◆ **TASK GOAL**: The data must be given again exactly as written, with all images omitted.

◆ **DATA FOR ANALYSIS**:
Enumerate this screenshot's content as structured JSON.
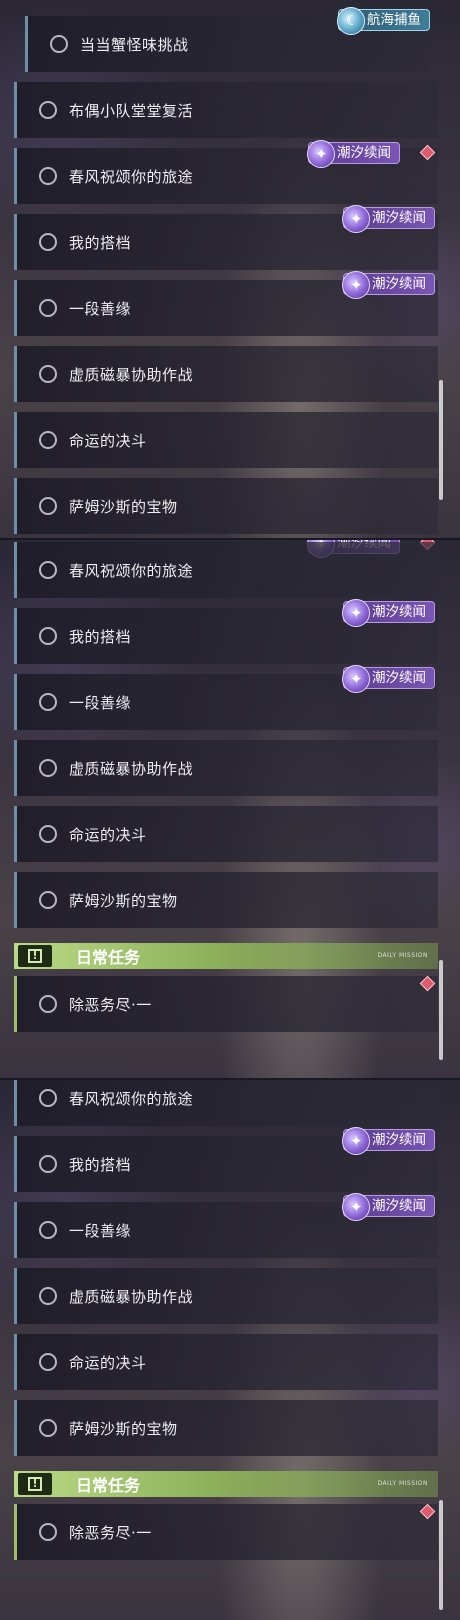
{
  "tags": {
    "tide": "潮汐续闻",
    "sea": "航海捕鱼"
  },
  "section": {
    "daily_title": "日常任务",
    "deco_text": "DAILY MISSION"
  },
  "quests": {
    "q_crab": "当当蟹怪味挑战",
    "q_buou": "布偶小队堂堂复活",
    "q_spring": "春风祝颂你的旅途",
    "q_partner": "我的搭档",
    "q_fate_bond": "一段善缘",
    "q_storm": "虚质磁暴协助作战",
    "q_duel": "命运的决斗",
    "q_treasure": "萨姆沙斯的宝物",
    "q_daily": "除恶务尽·一"
  }
}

◆ **OUTPUT FOR THIS EXERCISE**:
Enumerate this screenshot's content as structured JSON.
{
  "tags": {
    "tide": "潮汐续闻",
    "sea": "航海捕鱼"
  },
  "section": {
    "daily_title": "日常任务",
    "deco_text": "DAILY MISSION"
  },
  "quests": {
    "q_crab": "当当蟹怪味挑战",
    "q_buou": "布偶小队堂堂复活",
    "q_spring": "春风祝颂你的旅途",
    "q_partner": "我的搭档",
    "q_fate_bond": "一段善缘",
    "q_storm": "虚质磁暴协助作战",
    "q_duel": "命运的决斗",
    "q_treasure": "萨姆沙斯的宝物",
    "q_daily": "除恶务尽·一"
  }
}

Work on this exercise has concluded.